• Provided material
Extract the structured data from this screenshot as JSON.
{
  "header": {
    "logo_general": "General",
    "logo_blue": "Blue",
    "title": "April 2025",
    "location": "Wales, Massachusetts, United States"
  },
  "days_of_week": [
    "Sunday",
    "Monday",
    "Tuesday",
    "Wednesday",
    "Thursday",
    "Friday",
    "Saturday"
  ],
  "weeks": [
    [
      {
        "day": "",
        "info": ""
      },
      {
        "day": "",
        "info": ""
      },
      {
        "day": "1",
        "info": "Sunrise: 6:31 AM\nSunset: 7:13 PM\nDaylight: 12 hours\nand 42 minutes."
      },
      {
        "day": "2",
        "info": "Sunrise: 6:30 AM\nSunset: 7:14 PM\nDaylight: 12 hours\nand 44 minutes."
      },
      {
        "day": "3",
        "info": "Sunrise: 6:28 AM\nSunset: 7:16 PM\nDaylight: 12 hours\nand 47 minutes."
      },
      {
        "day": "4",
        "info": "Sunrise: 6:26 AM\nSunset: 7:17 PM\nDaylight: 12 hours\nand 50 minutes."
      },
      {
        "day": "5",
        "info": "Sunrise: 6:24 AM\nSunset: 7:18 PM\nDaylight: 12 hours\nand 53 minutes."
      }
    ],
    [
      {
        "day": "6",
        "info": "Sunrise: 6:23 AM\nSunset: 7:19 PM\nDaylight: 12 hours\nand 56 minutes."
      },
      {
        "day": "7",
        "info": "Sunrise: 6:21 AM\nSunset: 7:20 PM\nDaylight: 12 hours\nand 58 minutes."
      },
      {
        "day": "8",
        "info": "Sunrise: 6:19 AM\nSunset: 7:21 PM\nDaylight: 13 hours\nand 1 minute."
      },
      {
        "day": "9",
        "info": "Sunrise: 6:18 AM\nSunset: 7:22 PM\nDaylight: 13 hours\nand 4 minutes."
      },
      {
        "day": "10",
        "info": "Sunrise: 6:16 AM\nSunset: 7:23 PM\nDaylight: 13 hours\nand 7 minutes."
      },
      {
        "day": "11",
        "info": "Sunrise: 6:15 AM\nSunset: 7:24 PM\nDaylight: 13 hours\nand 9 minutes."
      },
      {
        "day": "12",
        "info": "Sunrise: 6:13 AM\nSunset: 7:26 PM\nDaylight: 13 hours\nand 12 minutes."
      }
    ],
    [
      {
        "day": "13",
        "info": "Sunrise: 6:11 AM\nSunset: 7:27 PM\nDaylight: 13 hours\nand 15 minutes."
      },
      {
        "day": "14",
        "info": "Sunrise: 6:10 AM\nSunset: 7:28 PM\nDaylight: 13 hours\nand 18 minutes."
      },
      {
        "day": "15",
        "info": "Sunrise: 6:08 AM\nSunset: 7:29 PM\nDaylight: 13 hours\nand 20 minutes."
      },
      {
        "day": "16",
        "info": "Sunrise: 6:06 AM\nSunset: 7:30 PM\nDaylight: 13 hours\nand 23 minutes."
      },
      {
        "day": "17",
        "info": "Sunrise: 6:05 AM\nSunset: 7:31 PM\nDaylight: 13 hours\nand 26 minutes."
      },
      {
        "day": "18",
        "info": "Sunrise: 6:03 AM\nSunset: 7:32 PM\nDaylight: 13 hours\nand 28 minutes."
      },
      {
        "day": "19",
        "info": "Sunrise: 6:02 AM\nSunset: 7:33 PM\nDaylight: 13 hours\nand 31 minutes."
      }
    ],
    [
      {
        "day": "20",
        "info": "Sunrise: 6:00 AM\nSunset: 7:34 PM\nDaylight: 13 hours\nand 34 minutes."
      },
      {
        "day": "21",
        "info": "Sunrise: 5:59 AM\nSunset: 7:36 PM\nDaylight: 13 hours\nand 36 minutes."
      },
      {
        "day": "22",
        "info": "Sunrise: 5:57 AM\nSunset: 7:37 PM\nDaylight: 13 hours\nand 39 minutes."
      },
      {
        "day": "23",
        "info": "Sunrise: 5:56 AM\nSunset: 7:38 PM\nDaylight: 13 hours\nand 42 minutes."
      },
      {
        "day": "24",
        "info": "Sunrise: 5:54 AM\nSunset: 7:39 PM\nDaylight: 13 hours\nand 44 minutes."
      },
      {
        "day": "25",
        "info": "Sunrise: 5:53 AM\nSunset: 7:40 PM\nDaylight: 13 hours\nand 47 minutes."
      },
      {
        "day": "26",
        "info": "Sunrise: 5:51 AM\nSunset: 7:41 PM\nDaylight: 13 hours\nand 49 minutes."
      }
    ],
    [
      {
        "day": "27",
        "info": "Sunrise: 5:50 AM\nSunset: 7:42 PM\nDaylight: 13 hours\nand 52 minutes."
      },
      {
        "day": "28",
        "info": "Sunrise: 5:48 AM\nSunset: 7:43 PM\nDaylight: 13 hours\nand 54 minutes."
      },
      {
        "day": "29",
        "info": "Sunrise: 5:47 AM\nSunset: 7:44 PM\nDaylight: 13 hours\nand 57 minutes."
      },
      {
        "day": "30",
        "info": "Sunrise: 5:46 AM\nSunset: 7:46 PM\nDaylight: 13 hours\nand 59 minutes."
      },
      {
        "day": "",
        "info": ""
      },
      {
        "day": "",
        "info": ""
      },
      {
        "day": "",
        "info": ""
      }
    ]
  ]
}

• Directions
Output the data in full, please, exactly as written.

• Answer section
Extract the structured data from this screenshot as JSON.
{
  "header": {
    "logo_general": "General",
    "logo_blue": "Blue",
    "title": "April 2025",
    "location": "Wales, Massachusetts, United States"
  },
  "days_of_week": [
    "Sunday",
    "Monday",
    "Tuesday",
    "Wednesday",
    "Thursday",
    "Friday",
    "Saturday"
  ],
  "weeks": [
    [
      {
        "day": "",
        "info": ""
      },
      {
        "day": "",
        "info": ""
      },
      {
        "day": "1",
        "info": "Sunrise: 6:31 AM\nSunset: 7:13 PM\nDaylight: 12 hours\nand 42 minutes."
      },
      {
        "day": "2",
        "info": "Sunrise: 6:30 AM\nSunset: 7:14 PM\nDaylight: 12 hours\nand 44 minutes."
      },
      {
        "day": "3",
        "info": "Sunrise: 6:28 AM\nSunset: 7:16 PM\nDaylight: 12 hours\nand 47 minutes."
      },
      {
        "day": "4",
        "info": "Sunrise: 6:26 AM\nSunset: 7:17 PM\nDaylight: 12 hours\nand 50 minutes."
      },
      {
        "day": "5",
        "info": "Sunrise: 6:24 AM\nSunset: 7:18 PM\nDaylight: 12 hours\nand 53 minutes."
      }
    ],
    [
      {
        "day": "6",
        "info": "Sunrise: 6:23 AM\nSunset: 7:19 PM\nDaylight: 12 hours\nand 56 minutes."
      },
      {
        "day": "7",
        "info": "Sunrise: 6:21 AM\nSunset: 7:20 PM\nDaylight: 12 hours\nand 58 minutes."
      },
      {
        "day": "8",
        "info": "Sunrise: 6:19 AM\nSunset: 7:21 PM\nDaylight: 13 hours\nand 1 minute."
      },
      {
        "day": "9",
        "info": "Sunrise: 6:18 AM\nSunset: 7:22 PM\nDaylight: 13 hours\nand 4 minutes."
      },
      {
        "day": "10",
        "info": "Sunrise: 6:16 AM\nSunset: 7:23 PM\nDaylight: 13 hours\nand 7 minutes."
      },
      {
        "day": "11",
        "info": "Sunrise: 6:15 AM\nSunset: 7:24 PM\nDaylight: 13 hours\nand 9 minutes."
      },
      {
        "day": "12",
        "info": "Sunrise: 6:13 AM\nSunset: 7:26 PM\nDaylight: 13 hours\nand 12 minutes."
      }
    ],
    [
      {
        "day": "13",
        "info": "Sunrise: 6:11 AM\nSunset: 7:27 PM\nDaylight: 13 hours\nand 15 minutes."
      },
      {
        "day": "14",
        "info": "Sunrise: 6:10 AM\nSunset: 7:28 PM\nDaylight: 13 hours\nand 18 minutes."
      },
      {
        "day": "15",
        "info": "Sunrise: 6:08 AM\nSunset: 7:29 PM\nDaylight: 13 hours\nand 20 minutes."
      },
      {
        "day": "16",
        "info": "Sunrise: 6:06 AM\nSunset: 7:30 PM\nDaylight: 13 hours\nand 23 minutes."
      },
      {
        "day": "17",
        "info": "Sunrise: 6:05 AM\nSunset: 7:31 PM\nDaylight: 13 hours\nand 26 minutes."
      },
      {
        "day": "18",
        "info": "Sunrise: 6:03 AM\nSunset: 7:32 PM\nDaylight: 13 hours\nand 28 minutes."
      },
      {
        "day": "19",
        "info": "Sunrise: 6:02 AM\nSunset: 7:33 PM\nDaylight: 13 hours\nand 31 minutes."
      }
    ],
    [
      {
        "day": "20",
        "info": "Sunrise: 6:00 AM\nSunset: 7:34 PM\nDaylight: 13 hours\nand 34 minutes."
      },
      {
        "day": "21",
        "info": "Sunrise: 5:59 AM\nSunset: 7:36 PM\nDaylight: 13 hours\nand 36 minutes."
      },
      {
        "day": "22",
        "info": "Sunrise: 5:57 AM\nSunset: 7:37 PM\nDaylight: 13 hours\nand 39 minutes."
      },
      {
        "day": "23",
        "info": "Sunrise: 5:56 AM\nSunset: 7:38 PM\nDaylight: 13 hours\nand 42 minutes."
      },
      {
        "day": "24",
        "info": "Sunrise: 5:54 AM\nSunset: 7:39 PM\nDaylight: 13 hours\nand 44 minutes."
      },
      {
        "day": "25",
        "info": "Sunrise: 5:53 AM\nSunset: 7:40 PM\nDaylight: 13 hours\nand 47 minutes."
      },
      {
        "day": "26",
        "info": "Sunrise: 5:51 AM\nSunset: 7:41 PM\nDaylight: 13 hours\nand 49 minutes."
      }
    ],
    [
      {
        "day": "27",
        "info": "Sunrise: 5:50 AM\nSunset: 7:42 PM\nDaylight: 13 hours\nand 52 minutes."
      },
      {
        "day": "28",
        "info": "Sunrise: 5:48 AM\nSunset: 7:43 PM\nDaylight: 13 hours\nand 54 minutes."
      },
      {
        "day": "29",
        "info": "Sunrise: 5:47 AM\nSunset: 7:44 PM\nDaylight: 13 hours\nand 57 minutes."
      },
      {
        "day": "30",
        "info": "Sunrise: 5:46 AM\nSunset: 7:46 PM\nDaylight: 13 hours\nand 59 minutes."
      },
      {
        "day": "",
        "info": ""
      },
      {
        "day": "",
        "info": ""
      },
      {
        "day": "",
        "info": ""
      }
    ]
  ]
}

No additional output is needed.